**WHAT YOU SHOULD DO:** Whenever the word "price" appears in a line of the data below, copy that line.

====== SOURCE MATERIAL

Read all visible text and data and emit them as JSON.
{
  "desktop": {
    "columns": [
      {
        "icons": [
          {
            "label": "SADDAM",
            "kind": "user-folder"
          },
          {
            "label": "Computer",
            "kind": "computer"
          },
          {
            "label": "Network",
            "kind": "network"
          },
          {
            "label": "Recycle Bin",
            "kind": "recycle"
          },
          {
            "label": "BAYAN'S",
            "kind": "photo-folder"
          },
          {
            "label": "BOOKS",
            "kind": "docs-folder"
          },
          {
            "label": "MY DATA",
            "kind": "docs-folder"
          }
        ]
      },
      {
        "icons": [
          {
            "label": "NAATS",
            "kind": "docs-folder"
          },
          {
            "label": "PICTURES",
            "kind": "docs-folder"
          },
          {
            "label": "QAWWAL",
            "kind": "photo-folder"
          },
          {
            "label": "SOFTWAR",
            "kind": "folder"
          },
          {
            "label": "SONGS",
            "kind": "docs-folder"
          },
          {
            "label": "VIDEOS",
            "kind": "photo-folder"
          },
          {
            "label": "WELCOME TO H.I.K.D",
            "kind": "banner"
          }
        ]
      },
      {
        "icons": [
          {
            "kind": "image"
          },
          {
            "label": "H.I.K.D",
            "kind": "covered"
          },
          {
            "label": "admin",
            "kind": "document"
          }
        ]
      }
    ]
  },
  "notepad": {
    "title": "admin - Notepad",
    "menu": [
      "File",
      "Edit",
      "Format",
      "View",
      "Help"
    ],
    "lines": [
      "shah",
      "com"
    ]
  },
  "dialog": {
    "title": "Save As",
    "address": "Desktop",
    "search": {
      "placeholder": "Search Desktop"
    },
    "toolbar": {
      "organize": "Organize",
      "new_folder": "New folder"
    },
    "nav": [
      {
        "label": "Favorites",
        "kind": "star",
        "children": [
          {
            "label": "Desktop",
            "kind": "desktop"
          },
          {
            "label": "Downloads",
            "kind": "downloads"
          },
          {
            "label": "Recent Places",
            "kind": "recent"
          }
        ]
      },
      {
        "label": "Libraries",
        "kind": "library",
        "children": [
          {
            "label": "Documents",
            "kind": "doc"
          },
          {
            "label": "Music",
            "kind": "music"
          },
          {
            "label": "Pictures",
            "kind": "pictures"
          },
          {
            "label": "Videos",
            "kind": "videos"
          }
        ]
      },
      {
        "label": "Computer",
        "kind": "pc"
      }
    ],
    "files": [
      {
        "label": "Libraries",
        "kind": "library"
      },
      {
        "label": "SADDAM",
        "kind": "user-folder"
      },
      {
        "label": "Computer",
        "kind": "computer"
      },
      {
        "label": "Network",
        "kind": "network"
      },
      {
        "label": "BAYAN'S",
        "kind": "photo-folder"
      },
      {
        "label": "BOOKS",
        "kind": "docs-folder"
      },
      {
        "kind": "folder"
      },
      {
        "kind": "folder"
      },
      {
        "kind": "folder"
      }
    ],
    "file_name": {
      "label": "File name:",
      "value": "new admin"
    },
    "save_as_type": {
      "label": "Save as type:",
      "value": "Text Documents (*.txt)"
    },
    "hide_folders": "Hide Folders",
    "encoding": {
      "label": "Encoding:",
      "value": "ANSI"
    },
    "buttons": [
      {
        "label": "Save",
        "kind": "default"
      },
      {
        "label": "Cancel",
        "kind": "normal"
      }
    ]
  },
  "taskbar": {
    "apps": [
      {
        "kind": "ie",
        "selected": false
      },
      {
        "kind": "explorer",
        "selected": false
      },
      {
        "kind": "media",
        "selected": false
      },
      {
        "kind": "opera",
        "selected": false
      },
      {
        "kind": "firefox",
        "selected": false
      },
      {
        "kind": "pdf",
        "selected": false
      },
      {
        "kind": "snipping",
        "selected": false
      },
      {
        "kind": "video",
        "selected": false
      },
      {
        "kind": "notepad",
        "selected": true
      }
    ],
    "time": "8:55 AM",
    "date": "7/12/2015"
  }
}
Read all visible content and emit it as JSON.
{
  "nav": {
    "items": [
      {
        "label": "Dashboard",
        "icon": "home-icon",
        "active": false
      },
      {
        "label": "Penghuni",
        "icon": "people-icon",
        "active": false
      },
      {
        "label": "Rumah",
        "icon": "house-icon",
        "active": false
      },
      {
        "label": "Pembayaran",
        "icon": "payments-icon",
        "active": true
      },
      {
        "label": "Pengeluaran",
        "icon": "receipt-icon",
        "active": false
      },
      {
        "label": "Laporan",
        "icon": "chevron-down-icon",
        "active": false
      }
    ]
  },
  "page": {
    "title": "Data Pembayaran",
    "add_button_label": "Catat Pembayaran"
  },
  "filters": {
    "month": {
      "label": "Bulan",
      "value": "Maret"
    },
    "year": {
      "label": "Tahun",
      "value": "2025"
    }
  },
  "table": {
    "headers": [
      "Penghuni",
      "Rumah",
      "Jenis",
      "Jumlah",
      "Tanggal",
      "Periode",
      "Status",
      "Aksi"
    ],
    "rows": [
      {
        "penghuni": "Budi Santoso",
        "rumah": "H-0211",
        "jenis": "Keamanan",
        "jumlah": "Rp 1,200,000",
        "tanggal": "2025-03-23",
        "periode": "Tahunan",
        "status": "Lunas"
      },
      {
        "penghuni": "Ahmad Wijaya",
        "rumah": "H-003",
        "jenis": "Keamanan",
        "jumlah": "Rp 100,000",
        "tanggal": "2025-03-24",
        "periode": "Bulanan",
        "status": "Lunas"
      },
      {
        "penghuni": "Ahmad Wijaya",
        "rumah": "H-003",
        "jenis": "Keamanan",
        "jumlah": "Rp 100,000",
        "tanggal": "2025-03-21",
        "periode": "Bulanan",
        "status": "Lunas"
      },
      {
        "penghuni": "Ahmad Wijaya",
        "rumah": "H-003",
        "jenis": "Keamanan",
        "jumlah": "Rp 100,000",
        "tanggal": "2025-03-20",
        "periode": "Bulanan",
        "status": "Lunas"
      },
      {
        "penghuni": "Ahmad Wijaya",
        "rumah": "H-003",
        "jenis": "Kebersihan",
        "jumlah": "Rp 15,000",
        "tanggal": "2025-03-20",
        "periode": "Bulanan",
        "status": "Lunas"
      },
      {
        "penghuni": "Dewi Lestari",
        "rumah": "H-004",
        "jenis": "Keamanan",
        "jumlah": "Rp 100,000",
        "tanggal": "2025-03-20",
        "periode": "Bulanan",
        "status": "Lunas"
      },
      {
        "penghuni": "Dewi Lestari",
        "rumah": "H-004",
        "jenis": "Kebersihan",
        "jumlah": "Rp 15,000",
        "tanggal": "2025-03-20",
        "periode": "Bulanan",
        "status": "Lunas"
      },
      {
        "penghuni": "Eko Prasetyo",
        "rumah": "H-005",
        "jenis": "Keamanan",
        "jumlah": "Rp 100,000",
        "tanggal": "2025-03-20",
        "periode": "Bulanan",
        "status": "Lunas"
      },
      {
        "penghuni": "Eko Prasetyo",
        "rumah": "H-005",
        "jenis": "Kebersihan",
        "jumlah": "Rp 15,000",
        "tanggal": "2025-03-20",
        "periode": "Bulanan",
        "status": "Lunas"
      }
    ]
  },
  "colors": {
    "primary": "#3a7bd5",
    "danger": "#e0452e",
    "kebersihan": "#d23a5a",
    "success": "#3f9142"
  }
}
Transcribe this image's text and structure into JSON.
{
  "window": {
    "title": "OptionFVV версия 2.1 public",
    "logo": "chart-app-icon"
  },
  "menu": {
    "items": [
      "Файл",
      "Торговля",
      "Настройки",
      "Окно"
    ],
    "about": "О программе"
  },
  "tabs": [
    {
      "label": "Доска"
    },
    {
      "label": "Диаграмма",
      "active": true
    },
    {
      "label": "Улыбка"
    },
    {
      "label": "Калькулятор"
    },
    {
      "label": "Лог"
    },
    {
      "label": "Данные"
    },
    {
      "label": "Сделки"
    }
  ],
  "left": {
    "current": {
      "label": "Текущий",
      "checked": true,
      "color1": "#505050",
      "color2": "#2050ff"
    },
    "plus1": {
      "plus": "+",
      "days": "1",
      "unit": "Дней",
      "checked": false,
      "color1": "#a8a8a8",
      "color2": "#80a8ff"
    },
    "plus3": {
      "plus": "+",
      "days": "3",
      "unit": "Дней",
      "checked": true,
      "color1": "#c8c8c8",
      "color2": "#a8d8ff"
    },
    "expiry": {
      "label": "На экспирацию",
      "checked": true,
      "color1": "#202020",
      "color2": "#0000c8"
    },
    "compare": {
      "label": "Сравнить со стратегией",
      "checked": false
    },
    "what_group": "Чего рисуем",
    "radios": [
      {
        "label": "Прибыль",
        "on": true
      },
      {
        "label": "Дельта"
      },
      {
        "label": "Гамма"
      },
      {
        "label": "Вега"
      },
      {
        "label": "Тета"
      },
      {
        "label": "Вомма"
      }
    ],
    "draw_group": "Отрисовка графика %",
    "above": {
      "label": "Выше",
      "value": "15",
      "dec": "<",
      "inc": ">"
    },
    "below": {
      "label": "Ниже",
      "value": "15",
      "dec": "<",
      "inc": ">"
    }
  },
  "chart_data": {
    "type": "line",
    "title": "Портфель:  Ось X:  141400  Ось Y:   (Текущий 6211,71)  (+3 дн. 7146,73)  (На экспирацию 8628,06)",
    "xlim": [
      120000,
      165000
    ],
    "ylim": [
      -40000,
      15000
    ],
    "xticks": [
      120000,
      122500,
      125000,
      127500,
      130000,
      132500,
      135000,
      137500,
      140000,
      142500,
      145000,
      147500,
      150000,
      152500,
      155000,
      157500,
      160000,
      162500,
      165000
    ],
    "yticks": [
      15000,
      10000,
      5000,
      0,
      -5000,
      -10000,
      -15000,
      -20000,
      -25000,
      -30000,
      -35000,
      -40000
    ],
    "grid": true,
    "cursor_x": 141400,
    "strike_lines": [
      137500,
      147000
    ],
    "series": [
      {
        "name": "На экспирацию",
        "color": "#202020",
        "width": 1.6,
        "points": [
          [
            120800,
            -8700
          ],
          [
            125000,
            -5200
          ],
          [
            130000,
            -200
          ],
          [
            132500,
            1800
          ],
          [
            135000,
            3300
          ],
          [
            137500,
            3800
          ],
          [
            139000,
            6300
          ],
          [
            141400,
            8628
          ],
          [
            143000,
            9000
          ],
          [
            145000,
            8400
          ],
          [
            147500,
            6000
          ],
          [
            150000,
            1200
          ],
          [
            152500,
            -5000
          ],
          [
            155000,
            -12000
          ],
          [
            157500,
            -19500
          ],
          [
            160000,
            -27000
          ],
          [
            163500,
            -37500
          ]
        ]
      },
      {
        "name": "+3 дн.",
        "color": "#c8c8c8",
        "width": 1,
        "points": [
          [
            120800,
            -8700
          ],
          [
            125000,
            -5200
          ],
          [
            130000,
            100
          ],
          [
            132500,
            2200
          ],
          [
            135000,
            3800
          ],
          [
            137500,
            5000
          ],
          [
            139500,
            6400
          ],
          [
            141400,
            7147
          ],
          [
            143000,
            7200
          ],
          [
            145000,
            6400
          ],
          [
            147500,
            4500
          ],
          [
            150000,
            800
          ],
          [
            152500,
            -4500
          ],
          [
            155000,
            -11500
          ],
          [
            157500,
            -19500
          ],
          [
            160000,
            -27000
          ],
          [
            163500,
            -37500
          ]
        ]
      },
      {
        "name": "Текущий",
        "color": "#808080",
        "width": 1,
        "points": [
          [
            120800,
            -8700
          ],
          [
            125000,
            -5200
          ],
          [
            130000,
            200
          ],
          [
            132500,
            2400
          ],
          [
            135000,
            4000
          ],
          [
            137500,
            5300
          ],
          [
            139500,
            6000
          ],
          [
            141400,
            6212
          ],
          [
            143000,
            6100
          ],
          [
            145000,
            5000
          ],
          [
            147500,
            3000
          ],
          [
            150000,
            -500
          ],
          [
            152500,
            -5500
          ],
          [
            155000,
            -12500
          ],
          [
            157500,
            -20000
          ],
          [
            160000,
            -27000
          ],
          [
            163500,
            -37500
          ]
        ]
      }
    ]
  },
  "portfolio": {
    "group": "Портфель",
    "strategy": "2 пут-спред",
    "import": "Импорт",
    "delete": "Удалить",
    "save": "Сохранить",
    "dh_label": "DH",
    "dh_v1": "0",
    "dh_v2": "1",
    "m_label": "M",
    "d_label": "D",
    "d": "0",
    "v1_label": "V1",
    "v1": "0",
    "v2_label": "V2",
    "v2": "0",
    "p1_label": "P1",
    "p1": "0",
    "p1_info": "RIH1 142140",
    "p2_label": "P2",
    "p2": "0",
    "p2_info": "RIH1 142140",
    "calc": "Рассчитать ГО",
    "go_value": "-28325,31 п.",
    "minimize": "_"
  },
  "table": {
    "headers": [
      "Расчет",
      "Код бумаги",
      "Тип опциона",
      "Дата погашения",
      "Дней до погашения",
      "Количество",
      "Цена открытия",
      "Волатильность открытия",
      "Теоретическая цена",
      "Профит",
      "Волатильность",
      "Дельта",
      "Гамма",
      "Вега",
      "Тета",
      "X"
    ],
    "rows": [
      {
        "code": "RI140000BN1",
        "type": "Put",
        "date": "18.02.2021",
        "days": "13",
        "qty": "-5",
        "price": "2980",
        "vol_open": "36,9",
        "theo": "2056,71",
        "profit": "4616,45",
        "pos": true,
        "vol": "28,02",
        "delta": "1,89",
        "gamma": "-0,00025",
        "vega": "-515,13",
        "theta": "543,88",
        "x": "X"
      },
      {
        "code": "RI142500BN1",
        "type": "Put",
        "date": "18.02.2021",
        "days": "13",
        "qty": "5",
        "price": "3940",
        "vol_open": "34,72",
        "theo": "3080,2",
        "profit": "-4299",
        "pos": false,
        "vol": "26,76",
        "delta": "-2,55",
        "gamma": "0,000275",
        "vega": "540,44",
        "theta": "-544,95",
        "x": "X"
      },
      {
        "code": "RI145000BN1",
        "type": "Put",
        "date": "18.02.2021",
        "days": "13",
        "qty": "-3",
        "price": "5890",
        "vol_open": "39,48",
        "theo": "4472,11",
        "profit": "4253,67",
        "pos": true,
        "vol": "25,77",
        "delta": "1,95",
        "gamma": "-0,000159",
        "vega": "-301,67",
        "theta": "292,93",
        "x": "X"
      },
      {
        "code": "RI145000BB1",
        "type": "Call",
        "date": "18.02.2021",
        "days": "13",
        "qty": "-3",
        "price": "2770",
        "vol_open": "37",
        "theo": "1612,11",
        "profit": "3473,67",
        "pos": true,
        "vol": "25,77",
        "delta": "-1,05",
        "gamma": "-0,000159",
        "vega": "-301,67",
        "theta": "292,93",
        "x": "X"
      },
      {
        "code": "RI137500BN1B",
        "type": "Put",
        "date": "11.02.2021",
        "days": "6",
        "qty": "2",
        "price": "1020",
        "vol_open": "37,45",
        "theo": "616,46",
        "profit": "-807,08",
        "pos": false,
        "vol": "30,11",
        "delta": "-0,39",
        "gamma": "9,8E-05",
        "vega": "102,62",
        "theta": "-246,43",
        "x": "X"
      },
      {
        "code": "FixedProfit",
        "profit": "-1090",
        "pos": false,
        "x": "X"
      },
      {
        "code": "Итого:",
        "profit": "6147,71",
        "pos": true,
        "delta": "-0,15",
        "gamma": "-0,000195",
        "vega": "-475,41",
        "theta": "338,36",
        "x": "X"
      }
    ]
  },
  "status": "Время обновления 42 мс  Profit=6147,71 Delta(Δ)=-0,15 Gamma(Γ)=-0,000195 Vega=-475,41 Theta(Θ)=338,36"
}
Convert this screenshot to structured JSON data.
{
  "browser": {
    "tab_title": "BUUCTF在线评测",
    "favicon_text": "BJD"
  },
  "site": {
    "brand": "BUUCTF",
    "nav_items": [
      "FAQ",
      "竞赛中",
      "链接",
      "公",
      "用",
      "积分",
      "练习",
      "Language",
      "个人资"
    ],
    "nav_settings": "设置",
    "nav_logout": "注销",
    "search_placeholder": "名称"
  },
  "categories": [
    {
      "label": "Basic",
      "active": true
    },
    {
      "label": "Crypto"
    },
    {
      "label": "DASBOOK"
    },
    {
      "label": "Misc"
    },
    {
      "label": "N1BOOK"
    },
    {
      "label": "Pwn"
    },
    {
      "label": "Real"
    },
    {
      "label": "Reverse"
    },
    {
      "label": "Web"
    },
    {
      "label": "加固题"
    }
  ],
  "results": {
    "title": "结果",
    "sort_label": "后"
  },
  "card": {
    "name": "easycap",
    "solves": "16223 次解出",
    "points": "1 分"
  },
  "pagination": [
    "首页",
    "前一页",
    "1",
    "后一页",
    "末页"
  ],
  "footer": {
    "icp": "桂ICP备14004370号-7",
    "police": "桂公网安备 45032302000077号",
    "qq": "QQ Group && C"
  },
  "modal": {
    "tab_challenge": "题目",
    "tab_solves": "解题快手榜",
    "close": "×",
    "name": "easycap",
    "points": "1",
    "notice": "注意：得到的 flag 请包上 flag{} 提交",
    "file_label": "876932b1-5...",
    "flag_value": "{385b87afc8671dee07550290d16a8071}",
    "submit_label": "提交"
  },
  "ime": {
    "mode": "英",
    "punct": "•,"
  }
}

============

**RESPONSE BOX:**
        "price": "2980",
        "price": "3940",
        "price": "5890",
        "price": "2770",
        "price": "1020",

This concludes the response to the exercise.